One of the characterisations of polycyclic groups is that there is a subnormal series $$\{1\}=G_n\leq G_{n-1}\leq \ldots \leq G_1\leq G_0=G,$$ where each $G_i$ is normal in $G_{i-1}$ with cyclic quotient. This tells you immediately that if $G\rhd N$ and both $N$ and $G/N$ are polycyclic, then $G$ is polycyclic. Finitely generated abelian groups are polycyclic, in particular $A$ and $B$ in your question are, so that gives you what you want.
Edit: The most conceptual explanation of why finitely generated abelian groups are polycyclic is that $\mathbb{Z}$ is a Noetherian ring. An abelian group is the same as a $\mathbb{Z}$-module, and finitely generated modules over Noetherian rings are Noetherian. In other words, any submodule of such a module is finitely generated. In particular, any subgroup of a finitely generated abelian group is itself finitely generated.
Finitely generated abelian groups are polycyclic... But I don't think $\mathbb{Q}$ is; doesn't matter for the purposes of this question, of course. – Arturo Magidin Mar 21 '12 at 2:30
Can you elaborate on why finitely generated abelian groups are polycyclic? I also have problem understanding the structure of $G/N$ here. – nullgraph Mar 22 '12 at 4:17
@nullgraph I have added some remarks concerning finitely generated abelian groups. As for $G/N$, in your example, $N=A$, and so $G/A\cong B$. I am not sure what you mean by "trouble understanding the structure". – Alex B. Mar 23 '12 at 2:54

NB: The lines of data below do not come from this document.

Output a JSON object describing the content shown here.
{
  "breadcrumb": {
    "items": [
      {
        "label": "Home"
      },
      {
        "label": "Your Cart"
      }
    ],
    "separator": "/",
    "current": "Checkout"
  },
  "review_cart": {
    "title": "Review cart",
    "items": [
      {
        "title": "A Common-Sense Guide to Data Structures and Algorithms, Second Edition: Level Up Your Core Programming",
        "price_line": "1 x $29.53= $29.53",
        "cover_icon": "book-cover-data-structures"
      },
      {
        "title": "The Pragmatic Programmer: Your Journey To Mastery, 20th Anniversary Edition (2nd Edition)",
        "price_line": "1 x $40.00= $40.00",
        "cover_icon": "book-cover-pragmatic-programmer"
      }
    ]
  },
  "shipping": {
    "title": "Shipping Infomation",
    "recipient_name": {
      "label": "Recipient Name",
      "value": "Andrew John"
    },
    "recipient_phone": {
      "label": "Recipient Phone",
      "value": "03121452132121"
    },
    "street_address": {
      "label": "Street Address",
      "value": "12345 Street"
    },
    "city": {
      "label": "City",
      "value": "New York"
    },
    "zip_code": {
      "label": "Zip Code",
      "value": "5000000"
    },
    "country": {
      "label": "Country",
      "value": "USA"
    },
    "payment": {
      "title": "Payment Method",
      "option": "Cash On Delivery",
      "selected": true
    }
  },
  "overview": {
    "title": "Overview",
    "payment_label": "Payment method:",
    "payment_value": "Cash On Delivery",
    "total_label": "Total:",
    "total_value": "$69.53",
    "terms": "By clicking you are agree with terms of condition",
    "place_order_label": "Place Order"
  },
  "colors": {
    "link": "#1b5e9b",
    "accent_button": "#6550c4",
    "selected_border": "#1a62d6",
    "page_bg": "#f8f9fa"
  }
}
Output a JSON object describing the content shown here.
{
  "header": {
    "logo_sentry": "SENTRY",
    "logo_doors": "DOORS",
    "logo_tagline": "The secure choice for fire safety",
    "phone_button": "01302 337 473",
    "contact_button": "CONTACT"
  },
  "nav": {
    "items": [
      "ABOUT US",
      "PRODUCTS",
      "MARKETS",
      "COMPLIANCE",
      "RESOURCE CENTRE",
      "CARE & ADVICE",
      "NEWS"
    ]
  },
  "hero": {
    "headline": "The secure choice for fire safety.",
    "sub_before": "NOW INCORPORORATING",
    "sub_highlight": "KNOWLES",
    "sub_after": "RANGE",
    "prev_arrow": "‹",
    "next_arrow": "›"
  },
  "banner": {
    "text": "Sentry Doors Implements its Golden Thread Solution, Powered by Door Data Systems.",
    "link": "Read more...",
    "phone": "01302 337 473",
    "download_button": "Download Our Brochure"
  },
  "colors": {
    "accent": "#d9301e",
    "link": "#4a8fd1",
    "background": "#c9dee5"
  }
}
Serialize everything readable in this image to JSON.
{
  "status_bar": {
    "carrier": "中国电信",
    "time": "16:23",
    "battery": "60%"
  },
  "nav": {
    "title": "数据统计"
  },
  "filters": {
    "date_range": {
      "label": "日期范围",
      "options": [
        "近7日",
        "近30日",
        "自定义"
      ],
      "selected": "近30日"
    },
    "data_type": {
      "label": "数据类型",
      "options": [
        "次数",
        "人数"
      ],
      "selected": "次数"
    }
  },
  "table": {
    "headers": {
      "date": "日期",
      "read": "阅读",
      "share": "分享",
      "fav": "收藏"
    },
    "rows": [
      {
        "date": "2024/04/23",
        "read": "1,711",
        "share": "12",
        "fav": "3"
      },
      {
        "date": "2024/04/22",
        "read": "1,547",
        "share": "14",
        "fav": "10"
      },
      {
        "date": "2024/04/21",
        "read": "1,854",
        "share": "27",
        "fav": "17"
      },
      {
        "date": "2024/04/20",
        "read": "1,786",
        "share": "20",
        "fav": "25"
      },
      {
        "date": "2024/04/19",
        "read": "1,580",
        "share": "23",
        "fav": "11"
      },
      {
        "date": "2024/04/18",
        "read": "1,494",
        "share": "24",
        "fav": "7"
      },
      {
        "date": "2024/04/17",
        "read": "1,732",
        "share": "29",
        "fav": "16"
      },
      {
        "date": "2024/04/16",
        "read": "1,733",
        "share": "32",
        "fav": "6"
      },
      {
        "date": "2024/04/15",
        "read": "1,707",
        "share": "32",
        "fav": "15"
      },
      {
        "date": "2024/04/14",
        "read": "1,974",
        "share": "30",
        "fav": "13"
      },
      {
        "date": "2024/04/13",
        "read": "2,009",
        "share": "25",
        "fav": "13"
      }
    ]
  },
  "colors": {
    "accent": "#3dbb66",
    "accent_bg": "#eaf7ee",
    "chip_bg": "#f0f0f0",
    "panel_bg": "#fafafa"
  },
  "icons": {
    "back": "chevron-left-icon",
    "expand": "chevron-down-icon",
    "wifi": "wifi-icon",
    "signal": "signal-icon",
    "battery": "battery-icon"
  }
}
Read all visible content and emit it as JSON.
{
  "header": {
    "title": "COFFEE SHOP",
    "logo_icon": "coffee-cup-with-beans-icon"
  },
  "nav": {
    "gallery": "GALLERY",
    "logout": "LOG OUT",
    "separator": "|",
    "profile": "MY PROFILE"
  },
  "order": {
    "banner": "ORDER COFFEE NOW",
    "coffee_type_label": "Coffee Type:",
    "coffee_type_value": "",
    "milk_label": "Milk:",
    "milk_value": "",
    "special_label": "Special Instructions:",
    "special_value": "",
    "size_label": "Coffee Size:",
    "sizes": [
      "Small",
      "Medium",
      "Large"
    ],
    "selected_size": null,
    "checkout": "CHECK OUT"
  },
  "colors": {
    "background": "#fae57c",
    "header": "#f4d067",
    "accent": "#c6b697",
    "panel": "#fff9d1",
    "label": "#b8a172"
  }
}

@nullgraph: For a "nonconceptual reason", consider the Fundamental Theorem of finitely generated abelian groups: every finitely generated abelian group is a direct sum of cyclic groups. If $G = C_1\oplus\cdots\oplus C_n$, then you can take $G_i = C_{i+1}\oplus\cdots \oplus C_n$ in the definition of polycyclic. – Arturo Magidin Mar 23 '12 at 2:59